Tickle of tonal vibrations and sensations of muscular energies unite only when emotion controls.

When these illusions and energies are continuous and intense, you are a great artist.

The ear is true only through team-word of thought and imagination.

Objective study is by thought through imagination to emotion.

Subjective control reverses this, when emotion arouses imagination which uses thought.

Until there is "consanguinity" in consonants, you cannot sing.

Until there is relationship between vowels, you cannot sing.

Until the mathematical accordance of two or more tones obtains, you are singing falsely.

Pure tone is a "magic carpet" that lifts us and carries us through the realm of sound.

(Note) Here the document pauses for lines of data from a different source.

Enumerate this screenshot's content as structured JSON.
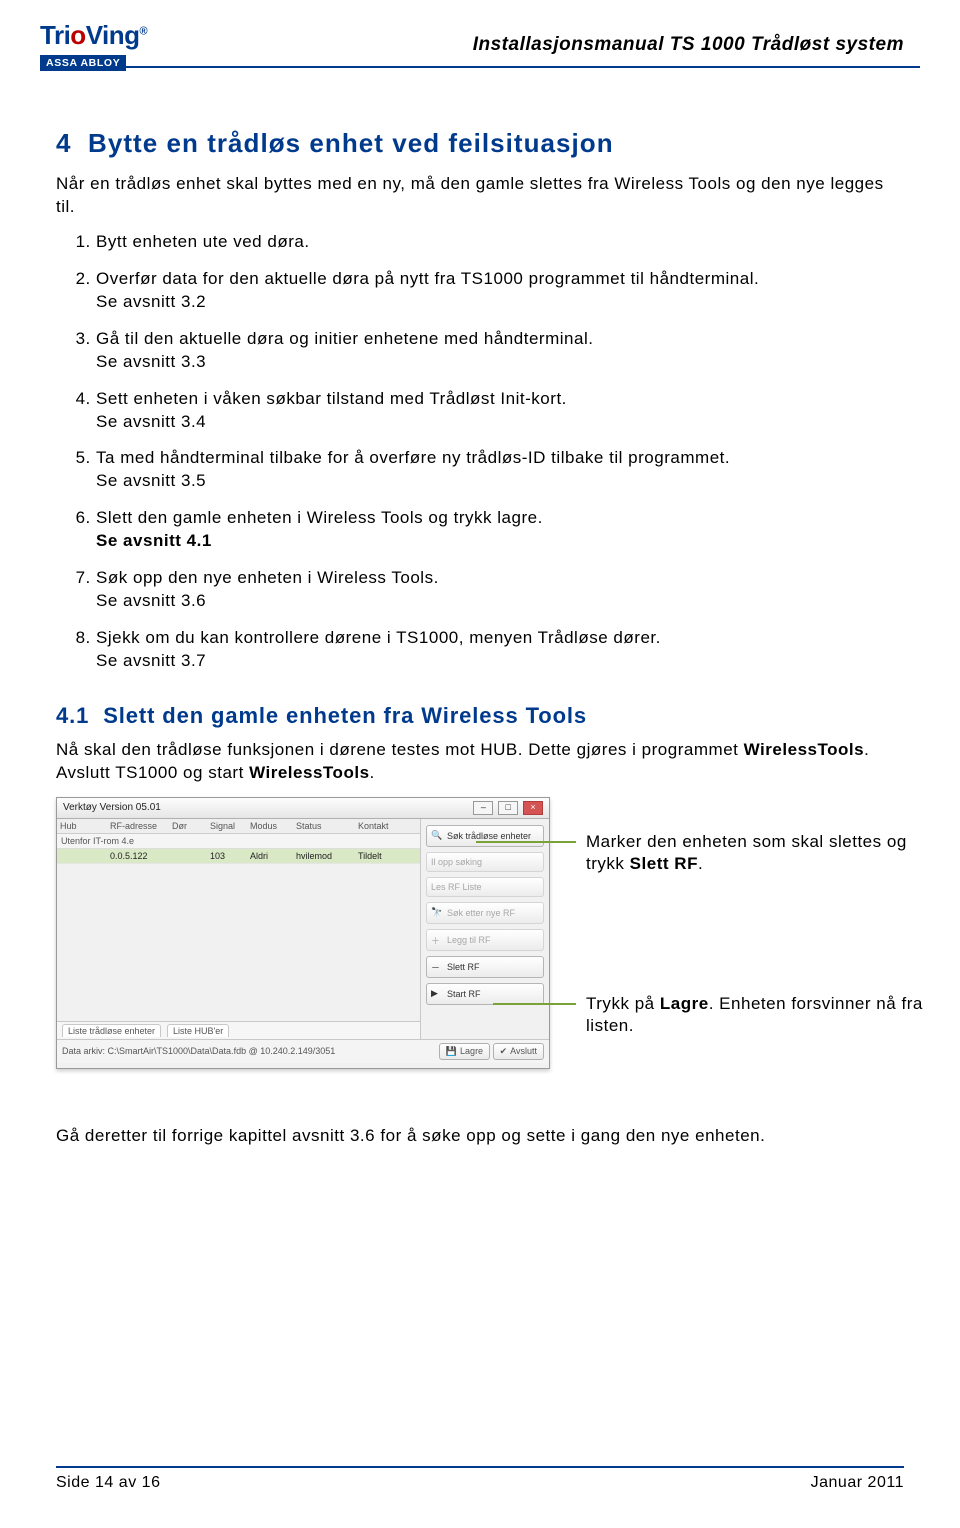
{
  "header": {
    "doc_title": "Installasjonsmanual TS 1000 Trådløst system",
    "logo_main": "TrioVing",
    "logo_sub": "ASSA ABLOY"
  },
  "section": {
    "num": "4",
    "title": "Bytte en trådløs enhet ved feilsituasjon",
    "intro": "Når en trådløs enhet skal byttes med en ny, må den gamle slettes fra Wireless Tools og den nye legges til."
  },
  "steps": [
    {
      "text": "Bytt enheten ute ved døra.",
      "ref": ""
    },
    {
      "text": "Overfør data for den aktuelle døra på nytt fra TS1000 programmet til håndterminal.",
      "ref": "Se avsnitt 3.2"
    },
    {
      "text": "Gå til den aktuelle døra og initier enhetene med håndterminal.",
      "ref": "Se avsnitt 3.3"
    },
    {
      "text": "Sett enheten i våken søkbar tilstand med Trådløst Init-kort.",
      "ref": "Se avsnitt 3.4"
    },
    {
      "text": "Ta med håndterminal tilbake for å overføre ny trådløs-ID tilbake til programmet.",
      "ref": "Se avsnitt 3.5"
    },
    {
      "text": "Slett den gamle enheten i Wireless Tools og trykk lagre.",
      "ref": "Se avsnitt 4.1",
      "ref_bold": true
    },
    {
      "text": "Søk opp den nye enheten i Wireless Tools.",
      "ref": "Se avsnitt 3.6"
    },
    {
      "text": "Sjekk om du kan kontrollere dørene i TS1000, menyen Trådløse dører.",
      "ref": "Se avsnitt 3.7"
    }
  ],
  "subsection": {
    "num": "4.1",
    "title": "Slett den gamle enheten fra Wireless Tools",
    "para_a": "Nå skal den trådløse funksjonen i dørene testes mot HUB.  Dette gjøres i programmet ",
    "para_b": "WirelessTools",
    "para_c": ". Avslutt TS1000 og start ",
    "para_d": "WirelessTools",
    "para_e": "."
  },
  "callouts": {
    "c1a": "Marker den enheten som skal slettes og trykk ",
    "c1b": "Slett RF",
    "c1c": ".",
    "c2a": "Trykk på ",
    "c2b": "Lagre",
    "c2c": ". Enheten forsvinner nå fra listen."
  },
  "window": {
    "title": "Verktøy Version 05.01",
    "caption": "Utenfor IT-rom 4.e",
    "headers": [
      "Hub",
      "RF-adresse",
      "Dør",
      "Signal",
      "Modus",
      "Status",
      "Kontakt"
    ],
    "row": [
      "",
      "0.0.5.122",
      "",
      "103",
      "Aldri",
      "hvilemod",
      "Tildelt"
    ],
    "btns": {
      "sok_enh": "Søk trådløse enheter",
      "il": "Il opp søking",
      "les": "Les RF Liste",
      "sok_nye": "Søk etter nye RF",
      "legg": "Legg til RF",
      "slett": "Slett RF",
      "start": "Start RF"
    },
    "tabs": {
      "a": "Liste trådløse enheter",
      "b": "Liste HUB'er"
    },
    "status_path": "Data arkiv:  C:\\SmartAir\\TS1000\\Data\\Data.fdb @ 10.240.2.149/3051",
    "lagre": "Lagre",
    "avslutt": "Avslutt"
  },
  "closing": "Gå deretter til forrige kapittel avsnitt 3.6 for å søke opp og sette i gang den nye enheten.",
  "footer": {
    "page": "Side 14 av 16",
    "date": "Januar 2011"
  }
}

The throat does not furnish the power of the voice, it only decides the pitch and quality of the tone.

The diaphragm does not furnish the energy to sing, it only controls the use of the same.

Throat and diaphragm are inseparable in their action, and silent or singing are always functioning - never relaxed, nor ever rigid.

Imagination cannot pilot a shaky, leaky, lop-sided voice.

The voice must "find itself" ere the subconscious powers take possession and guide.

Emotion without a floating tone, wrecks the voice.

Only a full rigged voice can exist on the sea of sound.

Giovanni Battista Lamperti was an Italian singing teacher and son of the singing teacher Francesco Lamperti. Free scores by Giovanni Battista Lamperti can be found in the International Music Score Library Project or you can purchase them online here.

Saturday, January 9, 2010

Open Lesson / Students' Concert

We will finally have a students' concert / open lesson / master-class on Saturday, February 6th 2010, 5 PM at Bloor Street United Church located between St. George and Spadina Subway Stations. I recommend registering - you REALLY only learn to sing when you perform in front of others, and it will not be too formal, more like an open lesson.

Naturally we will try to focus on love themes, but not only, besides, how much music is there not related to love?

Friday, January 1, 2010

Happy 2010!

Wishing you a year filled with wonderful music!

View a short fun greeting (apologies if you have seen it already...)

Happy 2010 from Miriam Tikotin!

An ice sculpture of a harp and two violins glistens in the winter sunshine at the Jasper Park Lodge, Jasper National Park, Canadian Rockies, Alberta, Canada